(Stored items)
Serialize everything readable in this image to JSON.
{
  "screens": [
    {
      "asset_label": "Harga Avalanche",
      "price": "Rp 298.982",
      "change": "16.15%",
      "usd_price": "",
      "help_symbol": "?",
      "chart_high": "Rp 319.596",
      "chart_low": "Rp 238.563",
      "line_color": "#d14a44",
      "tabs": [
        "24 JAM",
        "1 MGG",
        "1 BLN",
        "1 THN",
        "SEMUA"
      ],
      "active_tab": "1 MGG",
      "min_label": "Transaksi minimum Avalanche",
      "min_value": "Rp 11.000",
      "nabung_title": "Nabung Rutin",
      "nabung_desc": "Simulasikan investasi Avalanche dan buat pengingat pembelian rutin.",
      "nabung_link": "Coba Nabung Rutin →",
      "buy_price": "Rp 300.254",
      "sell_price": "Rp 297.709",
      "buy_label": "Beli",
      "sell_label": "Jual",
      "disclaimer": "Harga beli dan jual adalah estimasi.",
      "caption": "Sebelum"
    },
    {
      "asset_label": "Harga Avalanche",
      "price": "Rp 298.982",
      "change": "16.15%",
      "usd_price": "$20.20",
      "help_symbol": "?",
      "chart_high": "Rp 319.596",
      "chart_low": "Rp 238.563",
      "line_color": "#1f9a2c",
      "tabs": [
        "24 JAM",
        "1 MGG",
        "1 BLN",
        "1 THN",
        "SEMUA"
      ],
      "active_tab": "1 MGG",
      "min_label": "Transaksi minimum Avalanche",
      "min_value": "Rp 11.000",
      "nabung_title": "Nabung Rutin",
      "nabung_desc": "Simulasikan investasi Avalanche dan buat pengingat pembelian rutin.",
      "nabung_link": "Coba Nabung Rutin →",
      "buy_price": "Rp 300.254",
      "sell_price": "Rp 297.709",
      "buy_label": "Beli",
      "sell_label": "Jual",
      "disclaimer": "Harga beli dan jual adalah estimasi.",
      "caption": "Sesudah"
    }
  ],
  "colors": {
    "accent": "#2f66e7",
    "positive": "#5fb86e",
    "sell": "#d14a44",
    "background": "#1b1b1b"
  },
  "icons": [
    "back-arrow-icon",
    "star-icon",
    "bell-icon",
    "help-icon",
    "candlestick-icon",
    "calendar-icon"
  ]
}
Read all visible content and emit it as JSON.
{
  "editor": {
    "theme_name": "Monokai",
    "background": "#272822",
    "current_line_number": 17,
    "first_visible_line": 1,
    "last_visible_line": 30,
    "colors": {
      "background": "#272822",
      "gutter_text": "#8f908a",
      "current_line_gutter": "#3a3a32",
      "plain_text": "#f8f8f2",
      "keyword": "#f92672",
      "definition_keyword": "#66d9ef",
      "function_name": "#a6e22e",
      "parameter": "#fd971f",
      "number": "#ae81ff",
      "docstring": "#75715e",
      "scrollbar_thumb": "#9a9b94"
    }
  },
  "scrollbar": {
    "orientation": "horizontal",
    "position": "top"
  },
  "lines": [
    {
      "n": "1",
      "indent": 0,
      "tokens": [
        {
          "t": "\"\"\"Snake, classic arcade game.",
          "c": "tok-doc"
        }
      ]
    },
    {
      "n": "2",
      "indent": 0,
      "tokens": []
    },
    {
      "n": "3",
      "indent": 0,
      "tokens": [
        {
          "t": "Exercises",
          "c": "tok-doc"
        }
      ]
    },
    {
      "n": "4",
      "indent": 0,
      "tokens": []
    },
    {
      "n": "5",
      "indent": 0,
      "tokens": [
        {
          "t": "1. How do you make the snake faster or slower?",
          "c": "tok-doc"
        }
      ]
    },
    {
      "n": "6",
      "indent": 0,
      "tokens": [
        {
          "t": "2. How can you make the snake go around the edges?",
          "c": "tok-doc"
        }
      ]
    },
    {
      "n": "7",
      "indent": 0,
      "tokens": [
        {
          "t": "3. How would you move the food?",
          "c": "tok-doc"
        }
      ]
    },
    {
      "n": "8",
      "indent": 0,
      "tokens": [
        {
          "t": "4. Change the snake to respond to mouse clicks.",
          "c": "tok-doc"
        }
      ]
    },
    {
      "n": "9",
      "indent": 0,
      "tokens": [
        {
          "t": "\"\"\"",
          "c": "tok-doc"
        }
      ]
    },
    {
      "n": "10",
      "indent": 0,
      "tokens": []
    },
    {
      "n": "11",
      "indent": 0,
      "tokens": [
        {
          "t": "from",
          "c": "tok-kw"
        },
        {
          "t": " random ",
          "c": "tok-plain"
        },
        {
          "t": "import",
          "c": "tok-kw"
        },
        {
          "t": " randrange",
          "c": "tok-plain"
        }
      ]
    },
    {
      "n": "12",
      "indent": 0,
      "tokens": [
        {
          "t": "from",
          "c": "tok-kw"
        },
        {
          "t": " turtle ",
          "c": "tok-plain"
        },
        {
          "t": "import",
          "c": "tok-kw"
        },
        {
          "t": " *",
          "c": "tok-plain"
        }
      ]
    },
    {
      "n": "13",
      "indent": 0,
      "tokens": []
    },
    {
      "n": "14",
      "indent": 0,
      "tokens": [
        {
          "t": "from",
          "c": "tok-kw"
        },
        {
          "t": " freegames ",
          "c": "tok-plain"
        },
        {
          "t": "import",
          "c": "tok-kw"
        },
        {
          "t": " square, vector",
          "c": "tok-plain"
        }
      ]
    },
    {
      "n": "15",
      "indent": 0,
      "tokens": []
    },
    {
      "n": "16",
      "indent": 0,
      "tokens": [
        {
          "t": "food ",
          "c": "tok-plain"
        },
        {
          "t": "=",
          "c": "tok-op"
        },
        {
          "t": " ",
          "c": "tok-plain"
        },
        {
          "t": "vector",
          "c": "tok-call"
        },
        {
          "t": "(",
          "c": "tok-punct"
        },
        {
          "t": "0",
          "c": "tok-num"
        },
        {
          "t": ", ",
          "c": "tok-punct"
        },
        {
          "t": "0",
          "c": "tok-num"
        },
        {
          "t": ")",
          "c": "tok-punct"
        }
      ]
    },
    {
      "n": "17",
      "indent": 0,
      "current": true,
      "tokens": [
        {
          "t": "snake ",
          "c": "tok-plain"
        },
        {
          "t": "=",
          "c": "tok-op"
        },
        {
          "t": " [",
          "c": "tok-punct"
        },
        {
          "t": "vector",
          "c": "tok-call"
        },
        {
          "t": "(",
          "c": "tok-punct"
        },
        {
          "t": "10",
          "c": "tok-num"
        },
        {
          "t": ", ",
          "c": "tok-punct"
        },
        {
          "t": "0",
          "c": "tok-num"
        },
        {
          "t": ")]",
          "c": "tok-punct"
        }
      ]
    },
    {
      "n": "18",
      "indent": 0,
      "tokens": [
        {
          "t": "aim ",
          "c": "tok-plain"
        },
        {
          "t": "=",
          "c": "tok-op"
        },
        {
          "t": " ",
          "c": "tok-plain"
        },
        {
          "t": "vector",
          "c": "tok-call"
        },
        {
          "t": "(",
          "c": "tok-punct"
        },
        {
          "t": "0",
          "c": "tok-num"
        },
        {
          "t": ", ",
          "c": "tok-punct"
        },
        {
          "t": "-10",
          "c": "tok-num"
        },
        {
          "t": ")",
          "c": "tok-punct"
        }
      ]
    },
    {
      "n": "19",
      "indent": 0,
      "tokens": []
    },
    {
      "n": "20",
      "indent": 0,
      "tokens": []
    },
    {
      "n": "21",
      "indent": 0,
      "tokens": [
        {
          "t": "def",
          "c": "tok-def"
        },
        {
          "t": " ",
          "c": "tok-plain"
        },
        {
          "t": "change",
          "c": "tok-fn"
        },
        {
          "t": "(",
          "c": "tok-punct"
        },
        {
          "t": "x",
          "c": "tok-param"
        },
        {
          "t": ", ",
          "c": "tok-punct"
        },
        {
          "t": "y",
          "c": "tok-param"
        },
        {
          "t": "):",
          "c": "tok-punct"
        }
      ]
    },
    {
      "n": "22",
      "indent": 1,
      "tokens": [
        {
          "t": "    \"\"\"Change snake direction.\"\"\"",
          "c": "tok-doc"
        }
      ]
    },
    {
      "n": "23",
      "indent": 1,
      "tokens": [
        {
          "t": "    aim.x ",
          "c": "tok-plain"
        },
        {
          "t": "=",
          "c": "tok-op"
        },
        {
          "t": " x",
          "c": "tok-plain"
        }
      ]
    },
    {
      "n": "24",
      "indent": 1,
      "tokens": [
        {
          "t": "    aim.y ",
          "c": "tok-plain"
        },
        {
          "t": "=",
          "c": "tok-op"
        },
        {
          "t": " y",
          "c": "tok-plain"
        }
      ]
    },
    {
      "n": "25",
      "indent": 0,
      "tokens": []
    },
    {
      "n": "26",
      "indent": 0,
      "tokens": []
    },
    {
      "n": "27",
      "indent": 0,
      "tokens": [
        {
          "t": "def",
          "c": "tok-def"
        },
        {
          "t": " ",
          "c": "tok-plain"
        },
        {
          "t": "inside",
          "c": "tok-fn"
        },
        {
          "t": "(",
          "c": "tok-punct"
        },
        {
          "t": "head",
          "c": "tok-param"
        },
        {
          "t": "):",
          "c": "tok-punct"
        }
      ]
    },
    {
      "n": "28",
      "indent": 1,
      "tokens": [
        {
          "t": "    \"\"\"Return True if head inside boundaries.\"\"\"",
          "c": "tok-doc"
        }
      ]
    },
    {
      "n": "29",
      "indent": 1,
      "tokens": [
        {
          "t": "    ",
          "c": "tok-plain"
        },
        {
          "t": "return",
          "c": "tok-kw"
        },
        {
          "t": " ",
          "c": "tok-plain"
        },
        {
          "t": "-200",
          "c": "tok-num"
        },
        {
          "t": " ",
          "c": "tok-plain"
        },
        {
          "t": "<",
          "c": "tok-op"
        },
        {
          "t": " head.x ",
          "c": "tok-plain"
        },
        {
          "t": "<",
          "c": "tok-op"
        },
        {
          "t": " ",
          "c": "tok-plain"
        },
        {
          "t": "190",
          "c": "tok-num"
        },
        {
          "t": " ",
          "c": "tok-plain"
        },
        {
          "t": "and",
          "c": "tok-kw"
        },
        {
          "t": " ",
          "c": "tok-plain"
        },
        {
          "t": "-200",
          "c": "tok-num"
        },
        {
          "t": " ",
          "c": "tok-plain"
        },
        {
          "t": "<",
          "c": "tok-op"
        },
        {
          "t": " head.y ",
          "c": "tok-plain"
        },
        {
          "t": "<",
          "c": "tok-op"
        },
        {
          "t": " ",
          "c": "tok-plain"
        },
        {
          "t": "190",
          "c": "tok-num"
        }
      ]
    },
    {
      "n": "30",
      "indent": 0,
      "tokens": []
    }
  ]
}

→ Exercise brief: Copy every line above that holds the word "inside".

→ Task response:
          "t": "inside",
          "t": "    \"\"\"Return True if head inside boundaries.\"\"\"",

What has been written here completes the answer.